■ **TASK REQUIREMENTS**: Hunt through the entries for the word "vitesse" and copy each line in which it appears.
RECORDS SUPPLIED START
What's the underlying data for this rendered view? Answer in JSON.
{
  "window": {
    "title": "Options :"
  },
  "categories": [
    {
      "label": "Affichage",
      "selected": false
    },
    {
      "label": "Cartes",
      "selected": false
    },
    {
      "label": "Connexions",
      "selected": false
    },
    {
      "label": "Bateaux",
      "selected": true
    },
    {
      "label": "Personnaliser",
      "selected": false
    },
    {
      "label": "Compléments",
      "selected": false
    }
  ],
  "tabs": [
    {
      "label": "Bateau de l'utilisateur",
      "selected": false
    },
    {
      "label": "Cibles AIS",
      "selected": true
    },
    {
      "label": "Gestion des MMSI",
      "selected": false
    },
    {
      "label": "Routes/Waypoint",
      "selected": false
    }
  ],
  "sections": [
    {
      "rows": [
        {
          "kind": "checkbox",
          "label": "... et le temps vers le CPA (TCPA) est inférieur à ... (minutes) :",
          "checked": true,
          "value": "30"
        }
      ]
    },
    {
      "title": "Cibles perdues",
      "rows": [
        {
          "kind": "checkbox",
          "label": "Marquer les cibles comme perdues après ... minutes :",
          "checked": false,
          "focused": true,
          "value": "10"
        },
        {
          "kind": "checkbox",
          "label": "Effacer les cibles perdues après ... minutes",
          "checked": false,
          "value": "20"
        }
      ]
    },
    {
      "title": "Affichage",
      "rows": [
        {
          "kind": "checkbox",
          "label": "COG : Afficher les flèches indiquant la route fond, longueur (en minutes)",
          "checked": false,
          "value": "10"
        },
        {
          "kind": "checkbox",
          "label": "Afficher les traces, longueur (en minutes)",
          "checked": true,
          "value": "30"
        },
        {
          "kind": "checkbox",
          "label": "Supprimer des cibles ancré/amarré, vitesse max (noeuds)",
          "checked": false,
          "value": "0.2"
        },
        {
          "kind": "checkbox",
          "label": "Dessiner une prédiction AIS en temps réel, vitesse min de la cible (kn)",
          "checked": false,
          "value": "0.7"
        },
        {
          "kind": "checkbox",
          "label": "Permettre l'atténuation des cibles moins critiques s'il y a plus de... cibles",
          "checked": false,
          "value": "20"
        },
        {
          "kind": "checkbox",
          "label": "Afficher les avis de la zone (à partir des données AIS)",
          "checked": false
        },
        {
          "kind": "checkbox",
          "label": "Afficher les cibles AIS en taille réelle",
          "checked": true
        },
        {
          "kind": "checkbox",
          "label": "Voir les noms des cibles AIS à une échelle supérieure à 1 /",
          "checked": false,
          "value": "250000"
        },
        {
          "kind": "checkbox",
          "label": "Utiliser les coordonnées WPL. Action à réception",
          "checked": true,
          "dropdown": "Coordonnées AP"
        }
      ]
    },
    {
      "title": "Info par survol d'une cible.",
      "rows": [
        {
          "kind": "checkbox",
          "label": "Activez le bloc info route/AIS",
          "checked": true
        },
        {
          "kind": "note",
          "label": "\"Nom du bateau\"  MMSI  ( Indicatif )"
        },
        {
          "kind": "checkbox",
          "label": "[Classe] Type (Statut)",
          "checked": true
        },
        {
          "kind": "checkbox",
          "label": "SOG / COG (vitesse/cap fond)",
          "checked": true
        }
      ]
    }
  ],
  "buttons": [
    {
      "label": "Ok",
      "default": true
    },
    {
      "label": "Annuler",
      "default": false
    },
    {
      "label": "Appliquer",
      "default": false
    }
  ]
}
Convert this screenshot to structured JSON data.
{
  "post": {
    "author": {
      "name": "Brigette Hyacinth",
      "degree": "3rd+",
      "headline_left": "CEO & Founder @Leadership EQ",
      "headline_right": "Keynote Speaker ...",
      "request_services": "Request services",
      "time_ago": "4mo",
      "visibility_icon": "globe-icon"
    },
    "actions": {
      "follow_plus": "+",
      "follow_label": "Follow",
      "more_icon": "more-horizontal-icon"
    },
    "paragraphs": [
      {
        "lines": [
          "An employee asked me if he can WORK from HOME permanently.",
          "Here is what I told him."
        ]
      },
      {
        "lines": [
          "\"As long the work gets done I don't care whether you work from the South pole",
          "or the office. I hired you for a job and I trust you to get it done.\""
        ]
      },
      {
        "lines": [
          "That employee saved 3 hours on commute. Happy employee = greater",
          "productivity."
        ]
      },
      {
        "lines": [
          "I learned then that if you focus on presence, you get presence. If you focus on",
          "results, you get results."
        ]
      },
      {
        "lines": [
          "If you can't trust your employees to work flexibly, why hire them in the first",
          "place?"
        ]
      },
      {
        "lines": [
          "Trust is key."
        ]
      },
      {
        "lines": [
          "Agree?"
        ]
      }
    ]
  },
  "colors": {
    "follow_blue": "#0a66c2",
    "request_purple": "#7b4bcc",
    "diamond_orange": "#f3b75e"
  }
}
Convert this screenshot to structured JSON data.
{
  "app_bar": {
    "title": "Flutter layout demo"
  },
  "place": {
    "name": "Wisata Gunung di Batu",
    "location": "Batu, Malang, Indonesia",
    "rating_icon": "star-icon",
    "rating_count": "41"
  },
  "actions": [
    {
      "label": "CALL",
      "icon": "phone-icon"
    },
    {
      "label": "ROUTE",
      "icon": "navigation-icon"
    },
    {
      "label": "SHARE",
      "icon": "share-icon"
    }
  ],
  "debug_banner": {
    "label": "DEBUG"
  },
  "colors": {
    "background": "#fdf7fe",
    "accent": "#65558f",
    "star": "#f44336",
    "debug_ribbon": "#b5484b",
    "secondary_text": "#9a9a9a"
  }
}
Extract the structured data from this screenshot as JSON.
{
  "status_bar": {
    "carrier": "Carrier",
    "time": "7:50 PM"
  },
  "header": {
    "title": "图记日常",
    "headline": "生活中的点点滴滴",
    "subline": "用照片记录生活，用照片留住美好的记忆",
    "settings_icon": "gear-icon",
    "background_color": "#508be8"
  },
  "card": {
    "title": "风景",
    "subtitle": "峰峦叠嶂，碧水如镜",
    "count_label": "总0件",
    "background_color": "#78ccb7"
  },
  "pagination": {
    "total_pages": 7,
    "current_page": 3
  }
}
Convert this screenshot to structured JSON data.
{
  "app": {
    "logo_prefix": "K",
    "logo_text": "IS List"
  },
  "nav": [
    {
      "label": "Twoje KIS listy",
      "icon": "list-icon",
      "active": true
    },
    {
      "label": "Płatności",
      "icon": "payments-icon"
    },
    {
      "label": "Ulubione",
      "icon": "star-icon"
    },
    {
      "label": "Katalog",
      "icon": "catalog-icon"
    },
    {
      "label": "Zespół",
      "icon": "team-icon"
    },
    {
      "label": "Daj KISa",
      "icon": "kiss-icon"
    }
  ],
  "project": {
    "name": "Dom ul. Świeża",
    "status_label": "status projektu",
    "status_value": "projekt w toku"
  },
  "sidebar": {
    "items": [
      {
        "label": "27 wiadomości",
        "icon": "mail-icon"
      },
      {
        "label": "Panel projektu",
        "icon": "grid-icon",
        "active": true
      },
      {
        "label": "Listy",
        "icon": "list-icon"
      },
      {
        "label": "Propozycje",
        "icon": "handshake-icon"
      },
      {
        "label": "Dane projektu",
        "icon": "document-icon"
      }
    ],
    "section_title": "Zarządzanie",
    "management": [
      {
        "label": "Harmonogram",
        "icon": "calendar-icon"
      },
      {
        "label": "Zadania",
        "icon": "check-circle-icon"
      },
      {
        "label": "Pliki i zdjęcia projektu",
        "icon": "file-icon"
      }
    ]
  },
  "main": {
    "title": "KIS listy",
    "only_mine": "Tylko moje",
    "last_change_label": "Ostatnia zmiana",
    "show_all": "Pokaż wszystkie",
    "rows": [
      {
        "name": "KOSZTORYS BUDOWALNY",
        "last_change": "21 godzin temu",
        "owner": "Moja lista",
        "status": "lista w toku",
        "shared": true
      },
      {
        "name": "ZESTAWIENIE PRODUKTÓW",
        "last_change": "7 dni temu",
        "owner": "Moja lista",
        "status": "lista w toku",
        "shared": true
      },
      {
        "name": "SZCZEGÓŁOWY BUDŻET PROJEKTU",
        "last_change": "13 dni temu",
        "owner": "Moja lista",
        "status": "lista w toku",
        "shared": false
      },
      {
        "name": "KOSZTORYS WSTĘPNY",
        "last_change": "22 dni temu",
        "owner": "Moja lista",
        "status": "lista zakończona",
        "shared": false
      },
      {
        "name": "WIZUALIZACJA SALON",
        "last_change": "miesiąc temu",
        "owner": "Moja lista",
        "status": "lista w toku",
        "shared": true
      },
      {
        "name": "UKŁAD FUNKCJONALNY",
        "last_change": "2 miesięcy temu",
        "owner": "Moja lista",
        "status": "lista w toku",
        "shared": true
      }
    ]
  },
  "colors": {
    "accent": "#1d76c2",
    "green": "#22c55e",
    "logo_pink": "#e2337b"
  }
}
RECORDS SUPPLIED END
■ **RESULT**:
          "label": "Supprimer des cibles ancré/amarré, vitesse max (noeuds)",
          "label": "Dessiner une prédiction AIS en temps réel, vitesse min de la cible (kn)",
          "label": "SOG / COG (vitesse/cap fond)",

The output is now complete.